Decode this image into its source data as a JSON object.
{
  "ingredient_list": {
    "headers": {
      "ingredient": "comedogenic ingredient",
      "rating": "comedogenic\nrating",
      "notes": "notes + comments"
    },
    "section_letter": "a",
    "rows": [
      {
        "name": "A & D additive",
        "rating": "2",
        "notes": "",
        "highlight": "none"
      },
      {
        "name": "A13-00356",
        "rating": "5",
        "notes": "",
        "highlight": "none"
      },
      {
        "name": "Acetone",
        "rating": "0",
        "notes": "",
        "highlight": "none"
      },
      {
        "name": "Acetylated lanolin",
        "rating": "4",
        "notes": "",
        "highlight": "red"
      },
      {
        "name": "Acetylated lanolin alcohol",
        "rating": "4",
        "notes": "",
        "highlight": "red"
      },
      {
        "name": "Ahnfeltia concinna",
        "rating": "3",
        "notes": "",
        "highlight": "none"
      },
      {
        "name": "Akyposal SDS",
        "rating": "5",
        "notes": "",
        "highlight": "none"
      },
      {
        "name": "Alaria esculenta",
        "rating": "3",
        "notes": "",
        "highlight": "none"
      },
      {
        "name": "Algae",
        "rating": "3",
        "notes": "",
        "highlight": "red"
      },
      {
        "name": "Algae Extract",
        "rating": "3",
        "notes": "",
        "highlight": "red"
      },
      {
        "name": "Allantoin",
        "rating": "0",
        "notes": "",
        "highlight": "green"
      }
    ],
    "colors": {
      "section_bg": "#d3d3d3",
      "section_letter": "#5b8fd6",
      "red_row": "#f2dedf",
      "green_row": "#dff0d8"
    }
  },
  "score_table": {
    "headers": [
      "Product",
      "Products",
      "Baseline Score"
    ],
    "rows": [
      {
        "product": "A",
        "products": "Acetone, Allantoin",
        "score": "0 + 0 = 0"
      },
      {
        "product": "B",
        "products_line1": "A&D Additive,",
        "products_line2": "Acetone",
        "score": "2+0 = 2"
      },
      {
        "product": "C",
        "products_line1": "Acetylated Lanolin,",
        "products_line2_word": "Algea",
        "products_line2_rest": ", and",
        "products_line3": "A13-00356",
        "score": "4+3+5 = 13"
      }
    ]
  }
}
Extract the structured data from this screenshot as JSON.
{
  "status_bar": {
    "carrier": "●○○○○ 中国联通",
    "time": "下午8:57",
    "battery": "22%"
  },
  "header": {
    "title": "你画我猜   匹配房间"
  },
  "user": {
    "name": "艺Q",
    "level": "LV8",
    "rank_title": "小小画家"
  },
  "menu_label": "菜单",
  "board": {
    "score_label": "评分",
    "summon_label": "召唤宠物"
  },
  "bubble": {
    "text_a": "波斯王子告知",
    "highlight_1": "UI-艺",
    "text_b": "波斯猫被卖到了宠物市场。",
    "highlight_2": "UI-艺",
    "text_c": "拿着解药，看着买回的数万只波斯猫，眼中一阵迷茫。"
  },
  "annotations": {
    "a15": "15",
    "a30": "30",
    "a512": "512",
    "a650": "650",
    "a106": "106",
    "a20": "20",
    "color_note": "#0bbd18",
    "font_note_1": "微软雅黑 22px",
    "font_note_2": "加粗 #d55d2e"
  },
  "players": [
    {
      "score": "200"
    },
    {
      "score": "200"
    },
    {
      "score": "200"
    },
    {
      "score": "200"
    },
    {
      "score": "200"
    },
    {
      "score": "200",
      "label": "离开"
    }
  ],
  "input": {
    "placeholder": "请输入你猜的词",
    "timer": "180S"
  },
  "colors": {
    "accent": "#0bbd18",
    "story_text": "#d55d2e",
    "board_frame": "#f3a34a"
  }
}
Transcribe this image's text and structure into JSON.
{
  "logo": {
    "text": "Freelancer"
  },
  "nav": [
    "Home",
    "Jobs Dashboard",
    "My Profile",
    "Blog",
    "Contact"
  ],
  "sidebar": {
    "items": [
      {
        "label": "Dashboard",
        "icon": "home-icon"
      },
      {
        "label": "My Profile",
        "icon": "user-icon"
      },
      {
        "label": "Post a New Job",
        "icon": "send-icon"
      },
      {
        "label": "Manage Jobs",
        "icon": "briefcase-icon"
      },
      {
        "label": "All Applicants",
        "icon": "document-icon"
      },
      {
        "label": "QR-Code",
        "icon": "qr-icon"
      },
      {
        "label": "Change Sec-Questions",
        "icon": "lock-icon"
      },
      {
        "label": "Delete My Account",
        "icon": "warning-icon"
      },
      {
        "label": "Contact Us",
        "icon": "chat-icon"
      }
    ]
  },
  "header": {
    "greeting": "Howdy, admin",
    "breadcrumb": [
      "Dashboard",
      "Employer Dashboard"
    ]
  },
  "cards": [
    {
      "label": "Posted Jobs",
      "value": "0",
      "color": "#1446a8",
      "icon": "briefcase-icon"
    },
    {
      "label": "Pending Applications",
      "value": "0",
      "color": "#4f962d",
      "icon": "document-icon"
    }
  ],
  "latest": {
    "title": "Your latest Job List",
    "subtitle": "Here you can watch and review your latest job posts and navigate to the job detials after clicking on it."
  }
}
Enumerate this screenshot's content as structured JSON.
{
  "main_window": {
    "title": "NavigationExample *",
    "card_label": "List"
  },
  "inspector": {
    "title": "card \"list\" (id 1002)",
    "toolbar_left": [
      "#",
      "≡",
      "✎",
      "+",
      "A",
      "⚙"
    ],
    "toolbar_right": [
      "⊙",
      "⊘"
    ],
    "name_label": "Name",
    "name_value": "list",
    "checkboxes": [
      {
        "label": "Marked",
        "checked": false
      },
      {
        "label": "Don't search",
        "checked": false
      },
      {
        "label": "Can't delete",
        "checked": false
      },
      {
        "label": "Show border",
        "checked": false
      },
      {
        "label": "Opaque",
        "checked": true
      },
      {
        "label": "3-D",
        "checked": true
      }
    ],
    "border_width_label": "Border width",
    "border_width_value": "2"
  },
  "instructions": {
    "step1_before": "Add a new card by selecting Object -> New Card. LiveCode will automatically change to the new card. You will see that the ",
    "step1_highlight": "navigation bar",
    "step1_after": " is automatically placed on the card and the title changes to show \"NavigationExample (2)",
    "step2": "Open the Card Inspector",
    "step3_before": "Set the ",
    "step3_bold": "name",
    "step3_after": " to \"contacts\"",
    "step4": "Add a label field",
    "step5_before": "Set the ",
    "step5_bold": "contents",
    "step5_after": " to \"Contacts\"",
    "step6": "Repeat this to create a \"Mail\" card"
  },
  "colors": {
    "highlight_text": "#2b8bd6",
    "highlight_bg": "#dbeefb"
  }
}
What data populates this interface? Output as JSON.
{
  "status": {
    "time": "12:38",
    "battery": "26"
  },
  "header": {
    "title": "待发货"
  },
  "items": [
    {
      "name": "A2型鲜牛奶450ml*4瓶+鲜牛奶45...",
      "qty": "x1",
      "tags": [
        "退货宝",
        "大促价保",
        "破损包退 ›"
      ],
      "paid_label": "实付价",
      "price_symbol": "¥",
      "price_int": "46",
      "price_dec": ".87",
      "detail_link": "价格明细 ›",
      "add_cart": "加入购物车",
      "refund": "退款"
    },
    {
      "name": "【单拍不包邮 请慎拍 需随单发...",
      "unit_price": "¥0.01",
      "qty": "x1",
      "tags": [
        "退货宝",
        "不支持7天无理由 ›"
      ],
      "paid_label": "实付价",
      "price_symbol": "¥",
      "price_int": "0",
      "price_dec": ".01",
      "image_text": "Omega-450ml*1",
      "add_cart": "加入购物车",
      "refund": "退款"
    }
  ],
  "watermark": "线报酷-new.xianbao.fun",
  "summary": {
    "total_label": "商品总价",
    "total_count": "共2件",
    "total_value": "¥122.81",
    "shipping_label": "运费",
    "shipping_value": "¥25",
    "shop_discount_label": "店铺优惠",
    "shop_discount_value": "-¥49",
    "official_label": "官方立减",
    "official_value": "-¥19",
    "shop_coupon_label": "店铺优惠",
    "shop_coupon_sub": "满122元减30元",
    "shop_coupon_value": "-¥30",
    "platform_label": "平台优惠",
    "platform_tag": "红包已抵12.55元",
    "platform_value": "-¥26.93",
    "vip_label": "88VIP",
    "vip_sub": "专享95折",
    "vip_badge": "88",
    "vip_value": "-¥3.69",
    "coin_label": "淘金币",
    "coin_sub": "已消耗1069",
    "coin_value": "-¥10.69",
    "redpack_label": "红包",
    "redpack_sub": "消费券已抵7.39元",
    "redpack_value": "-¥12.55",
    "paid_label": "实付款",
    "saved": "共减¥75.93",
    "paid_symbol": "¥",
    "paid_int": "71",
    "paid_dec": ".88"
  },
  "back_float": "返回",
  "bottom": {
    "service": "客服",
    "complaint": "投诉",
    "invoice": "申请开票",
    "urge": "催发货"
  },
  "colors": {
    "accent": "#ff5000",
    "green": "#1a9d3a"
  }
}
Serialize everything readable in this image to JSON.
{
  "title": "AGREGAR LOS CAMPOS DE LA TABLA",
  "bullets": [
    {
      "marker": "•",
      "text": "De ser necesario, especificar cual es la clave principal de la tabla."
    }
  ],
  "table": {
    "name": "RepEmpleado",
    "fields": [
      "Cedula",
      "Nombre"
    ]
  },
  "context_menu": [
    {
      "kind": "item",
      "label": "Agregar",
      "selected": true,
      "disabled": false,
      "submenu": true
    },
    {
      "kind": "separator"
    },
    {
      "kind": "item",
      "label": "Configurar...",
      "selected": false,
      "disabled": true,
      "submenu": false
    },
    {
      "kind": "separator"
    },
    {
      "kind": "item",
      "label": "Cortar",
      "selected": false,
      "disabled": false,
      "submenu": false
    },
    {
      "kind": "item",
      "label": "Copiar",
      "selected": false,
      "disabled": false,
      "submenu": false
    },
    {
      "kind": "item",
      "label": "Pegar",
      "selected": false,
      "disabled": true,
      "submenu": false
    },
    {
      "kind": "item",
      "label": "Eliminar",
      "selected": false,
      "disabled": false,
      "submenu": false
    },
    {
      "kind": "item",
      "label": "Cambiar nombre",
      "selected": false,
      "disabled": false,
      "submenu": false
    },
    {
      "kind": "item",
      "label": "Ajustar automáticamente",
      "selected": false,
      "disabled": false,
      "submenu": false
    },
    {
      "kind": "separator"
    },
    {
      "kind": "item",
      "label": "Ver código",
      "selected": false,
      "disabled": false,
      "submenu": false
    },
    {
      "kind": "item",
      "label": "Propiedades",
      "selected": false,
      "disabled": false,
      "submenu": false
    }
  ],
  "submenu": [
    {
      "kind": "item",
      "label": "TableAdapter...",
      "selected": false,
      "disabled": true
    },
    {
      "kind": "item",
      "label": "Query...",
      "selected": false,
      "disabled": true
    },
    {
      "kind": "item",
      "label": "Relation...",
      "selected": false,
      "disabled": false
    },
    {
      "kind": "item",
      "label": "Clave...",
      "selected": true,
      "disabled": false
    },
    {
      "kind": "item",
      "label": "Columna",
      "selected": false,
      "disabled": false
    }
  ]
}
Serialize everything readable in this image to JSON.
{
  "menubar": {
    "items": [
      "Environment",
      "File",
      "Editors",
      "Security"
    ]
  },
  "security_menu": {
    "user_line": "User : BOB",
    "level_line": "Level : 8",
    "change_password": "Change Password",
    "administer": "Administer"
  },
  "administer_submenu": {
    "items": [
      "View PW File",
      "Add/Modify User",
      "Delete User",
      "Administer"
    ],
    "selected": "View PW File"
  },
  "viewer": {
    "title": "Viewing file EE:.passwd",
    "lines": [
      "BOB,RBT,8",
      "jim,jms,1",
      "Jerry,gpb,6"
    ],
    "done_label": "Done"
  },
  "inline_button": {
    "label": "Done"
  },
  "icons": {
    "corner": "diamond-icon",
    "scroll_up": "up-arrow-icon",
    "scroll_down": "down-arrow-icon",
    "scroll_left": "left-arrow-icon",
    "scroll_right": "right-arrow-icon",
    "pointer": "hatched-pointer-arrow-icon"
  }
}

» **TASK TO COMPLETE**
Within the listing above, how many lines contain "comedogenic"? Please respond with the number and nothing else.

» **OUTPUT BELOW**
2